*TASK GOAL*
Write out every single entry exactly.

*PROVIDED INFORMATION*
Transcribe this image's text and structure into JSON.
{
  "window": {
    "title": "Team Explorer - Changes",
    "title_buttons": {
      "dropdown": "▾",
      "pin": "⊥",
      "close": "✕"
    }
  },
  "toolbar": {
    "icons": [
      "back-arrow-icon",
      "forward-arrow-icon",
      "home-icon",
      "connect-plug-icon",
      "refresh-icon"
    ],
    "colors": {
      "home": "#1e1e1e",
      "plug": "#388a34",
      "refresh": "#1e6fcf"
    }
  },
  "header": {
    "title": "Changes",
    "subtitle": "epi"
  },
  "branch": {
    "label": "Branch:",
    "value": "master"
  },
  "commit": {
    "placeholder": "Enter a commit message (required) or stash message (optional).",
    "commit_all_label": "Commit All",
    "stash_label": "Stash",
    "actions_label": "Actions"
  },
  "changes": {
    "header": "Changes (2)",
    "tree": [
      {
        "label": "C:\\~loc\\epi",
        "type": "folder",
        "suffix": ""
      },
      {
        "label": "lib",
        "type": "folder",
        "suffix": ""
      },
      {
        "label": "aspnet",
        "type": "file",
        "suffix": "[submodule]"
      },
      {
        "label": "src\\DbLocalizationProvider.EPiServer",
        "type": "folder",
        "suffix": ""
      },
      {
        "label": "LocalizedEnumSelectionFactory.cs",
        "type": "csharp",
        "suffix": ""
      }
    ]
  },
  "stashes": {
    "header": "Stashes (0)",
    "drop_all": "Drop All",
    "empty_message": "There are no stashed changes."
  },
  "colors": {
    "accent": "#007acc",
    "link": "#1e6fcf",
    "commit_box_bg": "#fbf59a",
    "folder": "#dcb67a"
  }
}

*YOUR RESPONSE*
Transcribe this image's text and structure into JSON.
{
  "window": {
    "title": "Team Explorer - Changes",
    "title_buttons": {
      "dropdown": "▾",
      "pin": "⊥",
      "close": "✕"
    }
  },
  "toolbar": {
    "icons": [
      "back-arrow-icon",
      "forward-arrow-icon",
      "home-icon",
      "connect-plug-icon",
      "refresh-icon"
    ],
    "colors": {
      "home": "#1e1e1e",
      "plug": "#388a34",
      "refresh": "#1e6fcf"
    }
  },
  "header": {
    "title": "Changes",
    "subtitle": "epi"
  },
  "branch": {
    "label": "Branch:",
    "value": "master"
  },
  "commit": {
    "placeholder": "Enter a commit message (required) or stash message (optional).",
    "commit_all_label": "Commit All",
    "stash_label": "Stash",
    "actions_label": "Actions"
  },
  "changes": {
    "header": "Changes (2)",
    "tree": [
      {
        "label": "C:\\~loc\\epi",
        "type": "folder",
        "suffix": ""
      },
      {
        "label": "lib",
        "type": "folder",
        "suffix": ""
      },
      {
        "label": "aspnet",
        "type": "file",
        "suffix": "[submodule]"
      },
      {
        "label": "src\\DbLocalizationProvider.EPiServer",
        "type": "folder",
        "suffix": ""
      },
      {
        "label": "LocalizedEnumSelectionFactory.cs",
        "type": "csharp",
        "suffix": ""
      }
    ]
  },
  "stashes": {
    "header": "Stashes (0)",
    "drop_all": "Drop All",
    "empty_message": "There are no stashed changes."
  },
  "colors": {
    "accent": "#007acc",
    "link": "#1e6fcf",
    "commit_box_bg": "#fbf59a",
    "folder": "#dcb67a"
  }
}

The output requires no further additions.